        If you can afford a gaming PC there are no more reasons to buy an Xbox. All exclusives are on PC. Cheating is just as bad as on the PC.

        PS4 users that use/buy a PS5 are going to be blow away by the massive performance boost. If they get to play their PS4 games that is a + but clearly that was not enough to matter this generation because they did not move over to the Xbox for that reason.

        I bet Sony comes in at least $100 cheaper and that is going hurt Xbox once again like it did with the launch of the Xbox One.

        • Thretosix

          In reply to Stooks:

          The cheating element turns many people away from online play. Log in, die, repeat. I have no idea why multiplayer Co-op vs NPC isn't the go to for gaming. It's one of the biggest let downs for me over the last 20 years. Gaming is more designed around pitting you against the other player instead of playing with them these days. I find my self playing more and more single player games.

  5. My Hell baby speaking

    When thinking about the new generations' features probably having the most transforming impact on games in the future my impression is that its Playstation's ssd improvement. There might be slightly nicer graphical treats on XB but the fast I/O of the Playstation is going to change the way future games will be developed in regard to gameplay. Cerny nailed down this aspect quite vividly.

    This and because I already own a pretty capable PC for certain game genres and because I do not want to miss Playstation's amazing exclusive titles the PS5 is a no-brainer. At least for me.

    EDIT: Thanks for the single downvote. :)

    Just watched the digital foundry video about the PS5 tech - what I disregarded in Cerny's presentation a bit was the 3D audio part. What Sony does with the Playstation 5 is actually raytracing for sound (soundtracing as s.o. phrased it). This is most amazing if you then imagine that 100s of sound sources are projected on the audio system of PS5.

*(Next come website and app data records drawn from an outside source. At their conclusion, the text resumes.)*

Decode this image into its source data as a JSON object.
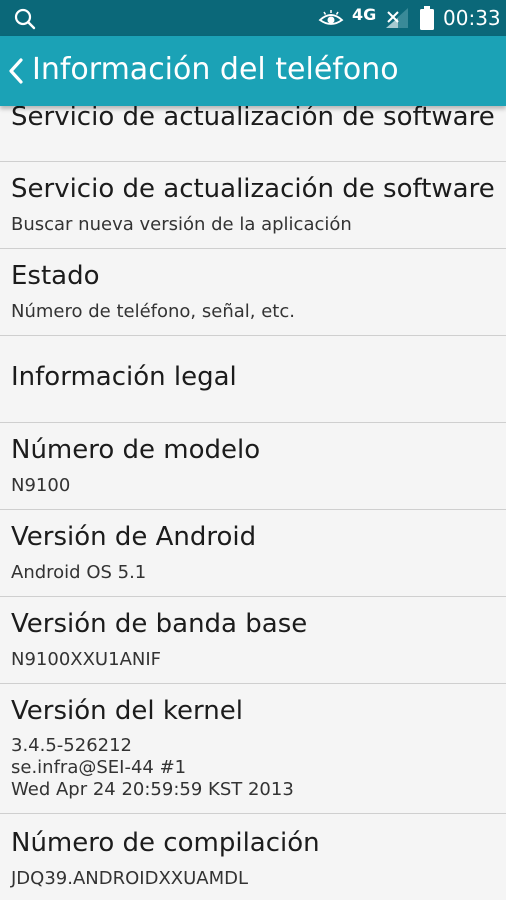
{
  "status_bar": {
    "network": "4G",
    "time": "00:33"
  },
  "app_bar": {
    "title": "Información del teléfono"
  },
  "items": [
    {
      "title": "Servicio de actualización de software"
    },
    {
      "title": "Servicio de actualización de software",
      "subtitle": "Buscar nueva versión de la aplicación"
    },
    {
      "title": "Estado",
      "subtitle": "Número de teléfono, señal, etc."
    },
    {
      "title": "Información legal"
    },
    {
      "title": "Número de modelo",
      "subtitle": "N9100"
    },
    {
      "title": "Versión de Android",
      "subtitle": "Android OS 5.1"
    },
    {
      "title": "Versión de banda base",
      "subtitle": "N9100XXU1ANIF"
    },
    {
      "title": "Versión del kernel",
      "lines": [
        "3.4.5-526212",
        "se.infra@SEI-44 #1",
        "Wed Apr 24 20:59:59 KST 2013"
      ]
    },
    {
      "title": "Número de compilación",
      "subtitle": "JDQ39.ANDROIDXXUAMDL"
    }
  ]
}
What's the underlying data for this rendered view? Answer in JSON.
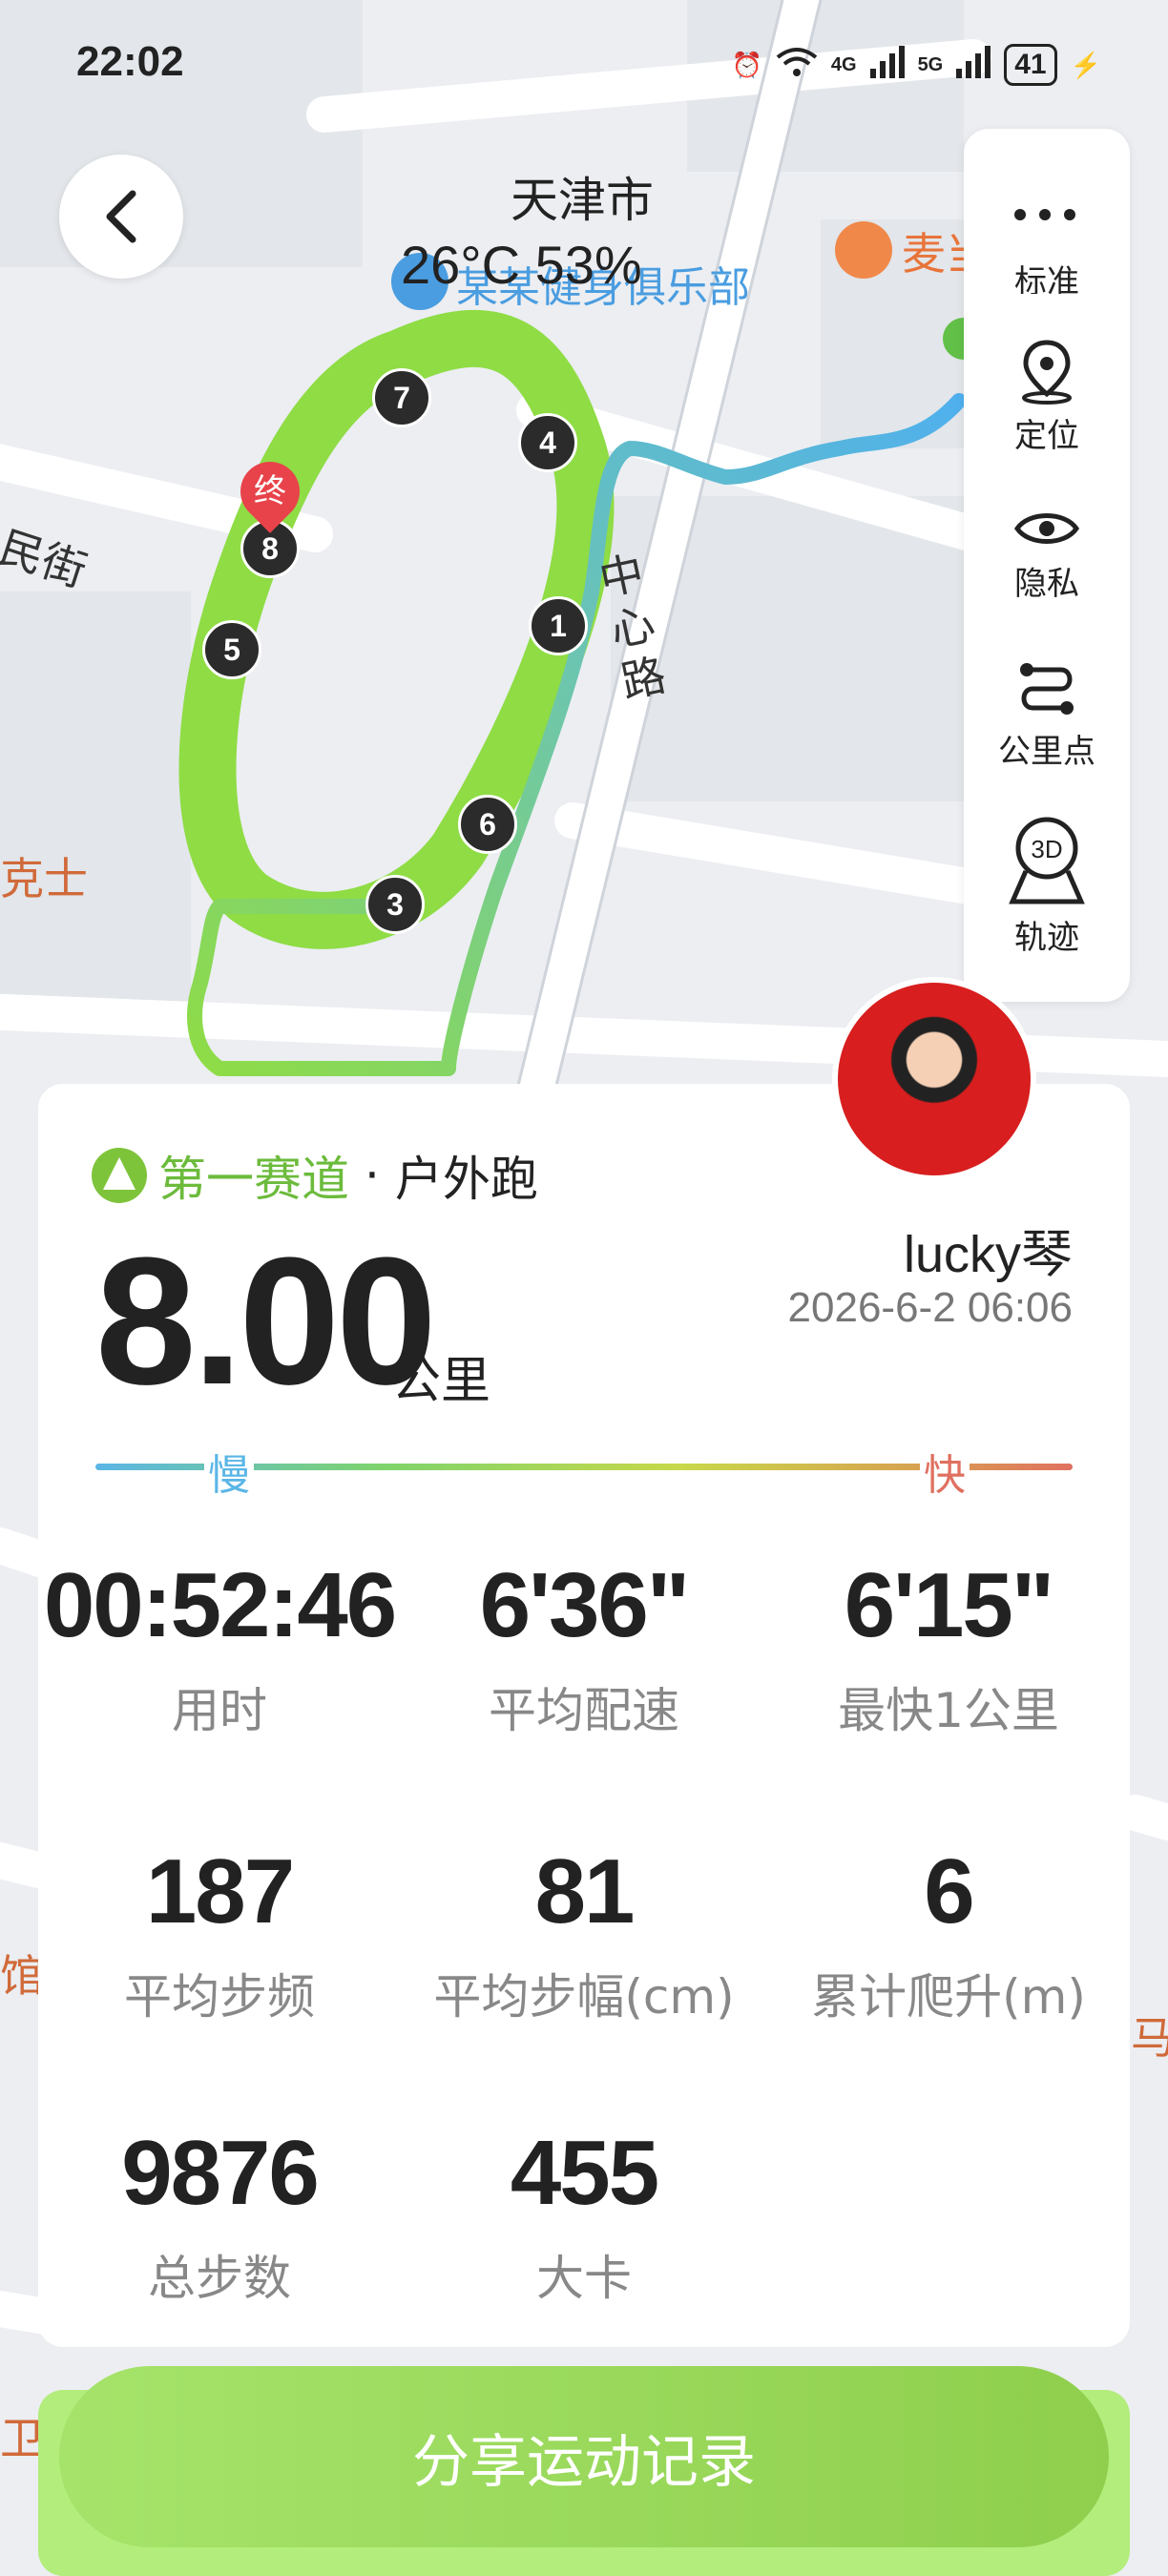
{
  "status_bar": {
    "time": "22:02",
    "network_1": "4G",
    "network_2": "5G",
    "battery": "41"
  },
  "map": {
    "city": "天津市",
    "weather": "26°C 53%",
    "poi_club": "某某健身俱乐部",
    "poi_food": "麦当",
    "road_label": "中心路",
    "street_left": "民街",
    "poi_left": "克士",
    "poi_left_lower": "馆",
    "poi_right_lower": "马",
    "poi_bottom_left": "卫",
    "end_marker": "终",
    "km_markers": [
      "1",
      "3",
      "4",
      "5",
      "6",
      "7",
      "8"
    ]
  },
  "map_tools": {
    "more": "more",
    "partial_label": "标准",
    "items": [
      {
        "label": "定位",
        "icon": "location-pin-icon"
      },
      {
        "label": "隐私",
        "icon": "eye-icon"
      },
      {
        "label": "公里点",
        "icon": "route-icon"
      },
      {
        "label": "轨迹",
        "icon": "3d-pin-icon"
      }
    ]
  },
  "summary": {
    "brand": "第一赛道",
    "separator": "·",
    "activity_type": "户外跑",
    "distance": "8.00",
    "distance_unit": "公里",
    "username": "lucky琴",
    "datetime": "2026-6-2 06:06",
    "pace_slow": "慢",
    "pace_fast": "快"
  },
  "stats": [
    {
      "value": "00:52:46",
      "label": "用时"
    },
    {
      "value": "6'36\"",
      "label": "平均配速"
    },
    {
      "value": "6'15\"",
      "label": "最快1公里"
    },
    {
      "value": "187",
      "label": "平均步频"
    },
    {
      "value": "81",
      "label": "平均步幅(cm)"
    },
    {
      "value": "6",
      "label": "累计爬升(m)"
    },
    {
      "value": "9876",
      "label": "总步数"
    },
    {
      "value": "455",
      "label": "大卡"
    }
  ],
  "share_button": "分享运动记录",
  "colors": {
    "track_green": "#8fdc45",
    "route_blue": "#5ab6e6",
    "brand_green": "#6cbb3c"
  }
}
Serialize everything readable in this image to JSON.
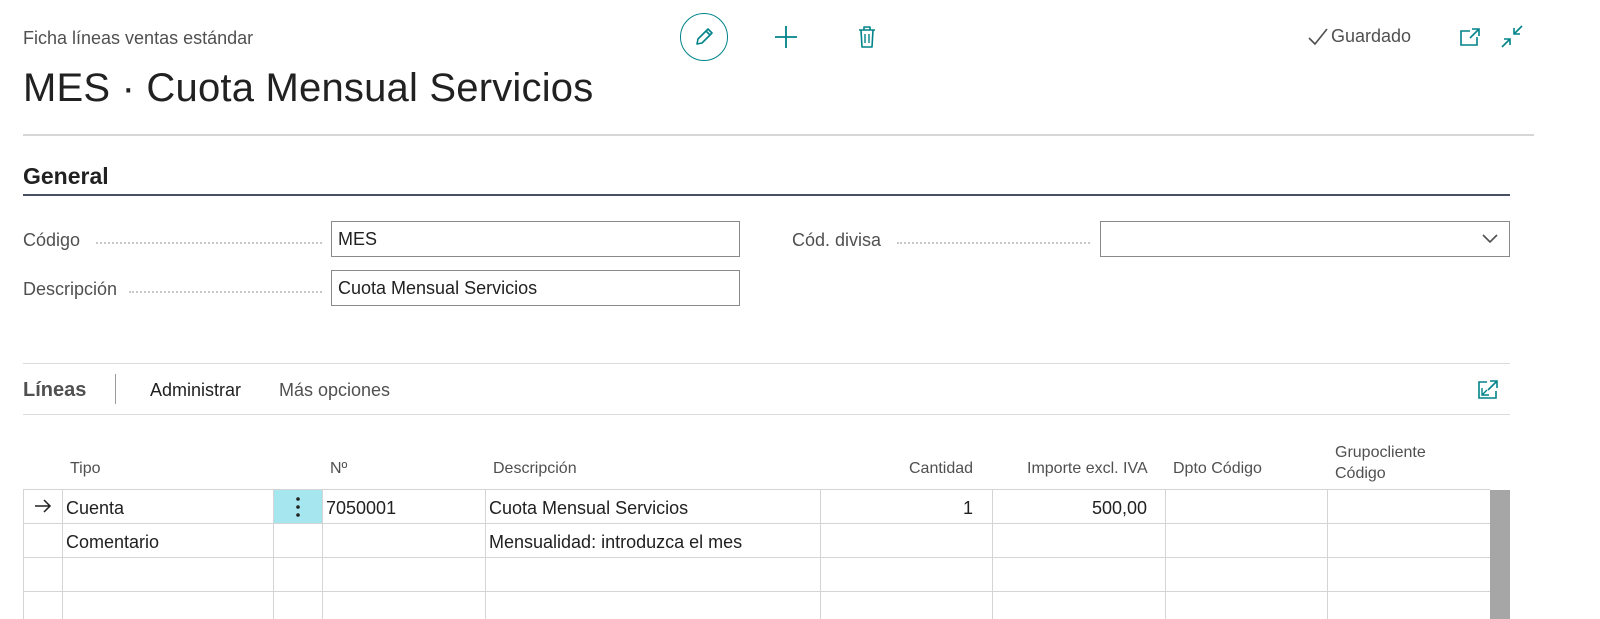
{
  "header": {
    "caption": "Ficha líneas ventas estándar",
    "saved_label": "Guardado",
    "icons": [
      "edit-icon",
      "plus-icon",
      "trash-icon",
      "checkmark-icon",
      "open-new-window-icon",
      "collapse-icon"
    ]
  },
  "title": "MES · Cuota Mensual Servicios",
  "general": {
    "section_title": "General",
    "codigo_label": "Código",
    "codigo_value": "MES",
    "descripcion_label": "Descripción",
    "descripcion_value": "Cuota Mensual Servicios",
    "divisa_label": "Cód. divisa",
    "divisa_value": ""
  },
  "lines": {
    "title": "Líneas",
    "manage_label": "Administrar",
    "more_label": "Más opciones",
    "columns": {
      "tipo": "Tipo",
      "no": "Nº",
      "descripcion": "Descripción",
      "cantidad": "Cantidad",
      "importe": "Importe excl. IVA",
      "dpto": "Dpto Código",
      "grupo_1": "Grupocliente",
      "grupo_2": "Código"
    },
    "rows": [
      {
        "tipo": "Cuenta",
        "no": "7050001",
        "descripcion": "Cuota Mensual Servicios",
        "cantidad": "1",
        "importe": "500,00",
        "dpto": "",
        "grupo": ""
      },
      {
        "tipo": "Comentario",
        "no": "",
        "descripcion": "Mensualidad: introduzca el mes",
        "cantidad": "",
        "importe": "",
        "dpto": "",
        "grupo": ""
      }
    ]
  },
  "colors": {
    "accent": "#008489",
    "selected_cell": "#a6e6ee",
    "section_rule": "#4a5063"
  }
}
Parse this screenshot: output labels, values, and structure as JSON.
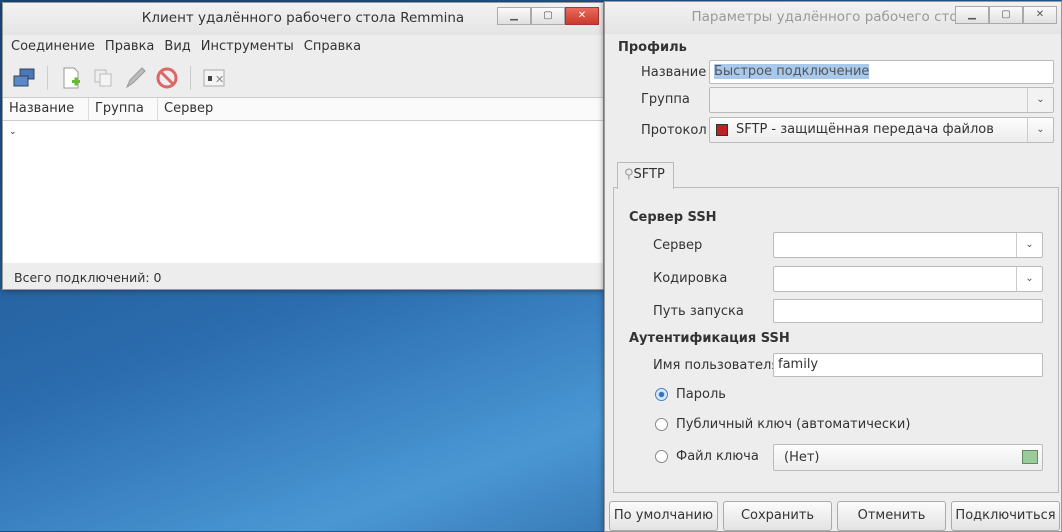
{
  "main_window": {
    "title": "Клиент удалённого рабочего стола Remmina",
    "menu": [
      "Соединение",
      "Правка",
      "Вид",
      "Инструменты",
      "Справка"
    ],
    "columns": [
      "Название",
      "Группа",
      "Сервер"
    ],
    "status": "Всего подключений: 0"
  },
  "dialog": {
    "title": "Параметры удалённого рабочего стола",
    "profile_heading": "Профиль",
    "name_label": "Название",
    "name_value": "Быстрое подключение",
    "group_label": "Группа",
    "group_value": "",
    "protocol_label": "Протокол",
    "protocol_value": "SFTP - защищённая передача файлов",
    "tab": "SFTP",
    "ssh_server_heading": "Сервер SSH",
    "server_label": "Сервер",
    "encoding_label": "Кодировка",
    "startup_path_label": "Путь запуска",
    "ssh_auth_heading": "Аутентификация SSH",
    "username_label": "Имя пользователя",
    "username_value": "family",
    "auth_password": "Пароль",
    "auth_pubkey": "Публичный ключ (автоматически)",
    "auth_keyfile": "Файл ключа",
    "keyfile_value": "(Нет)",
    "buttons": {
      "default": "По умолчанию",
      "save": "Сохранить",
      "cancel": "Отменить",
      "connect": "Подключиться"
    }
  }
}
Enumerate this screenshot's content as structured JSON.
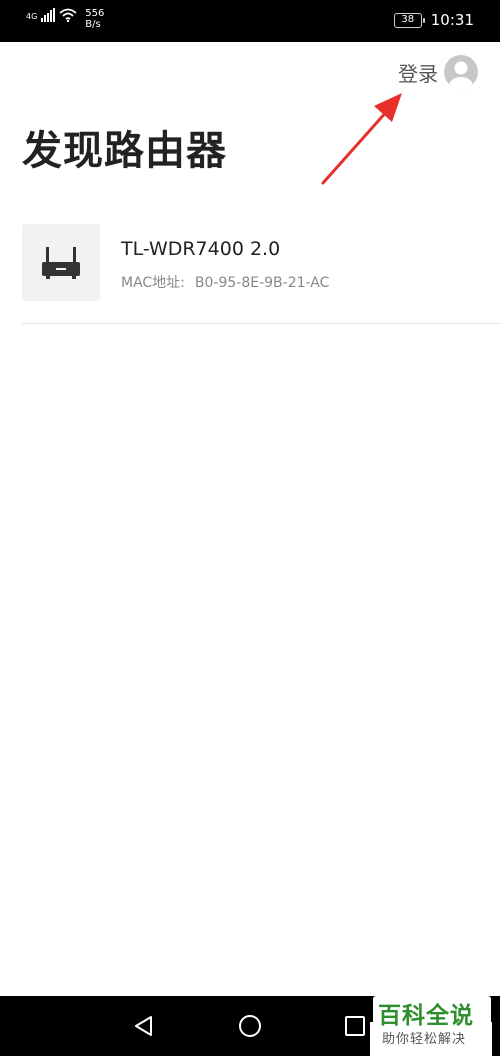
{
  "status_bar": {
    "network": "4G",
    "speed_value": "556",
    "speed_unit": "B/s",
    "battery": "38",
    "time": "10:31"
  },
  "header": {
    "login_label": "登录",
    "title": "发现路由器"
  },
  "devices": [
    {
      "name": "TL-WDR7400 2.0",
      "mac_label": "MAC地址:",
      "mac_value": "B0-95-8E-9B-21-AC"
    }
  ],
  "icons": {
    "avatar": "user-avatar-icon",
    "router": "router-icon",
    "back": "back-triangle-icon",
    "home": "home-circle-icon",
    "recents": "recents-square-icon"
  },
  "watermark": {
    "title": "百科全说",
    "subtitle": "助你轻松解决"
  },
  "colors": {
    "arrow": "#e8302a",
    "watermark_green": "#2f8f2f"
  }
}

    • Thretosix

      In reply to My Hell baby speaking:

      Microsoft made their own version of audio ray tracing called Project Acoustics. From an article on another site.

      "Project Acoustics is a wave acoustics engine for 3D interactive experiences. It models wave effects like occlusion, obstruction, portaling and reverberation effects in complex scenes without requiring manual zone markup or CPU intensive ray tracing. It also includes game engine and audio middleware integration. Project Acoustics' philosophy is similar to static lighting: bake detailed physics offline to provide a physical baseline, and use a lightweight runtime with expressive design controls to meet your artistic goals for the acoustics of your virtual world. Ray-based acoustics methods can check for occlusion using a single source-to-listener ray cast, or drive reverb by estimating local scene volume with a few rays. But these techniques can be unreliable because a pebble occludes as much as a boulder. Rays don't account for the way sound bends around objects, a phenomenon known as diffraction. Project Acoustics' simulation captures these effects using a wave-based simulation. The acoustics are more predictable, accurate and seamless. Project Acoustics' key innovation is to couple real sound wave-based acoustic simulation with traditional sound design concepts. It translates simulation results into traditional audio DSP parameters for occlusion, portaling, and reverb. The designer uses controls over this translation process."

      I personally have no idea which one is better, but it looks like they at least both took it seriously.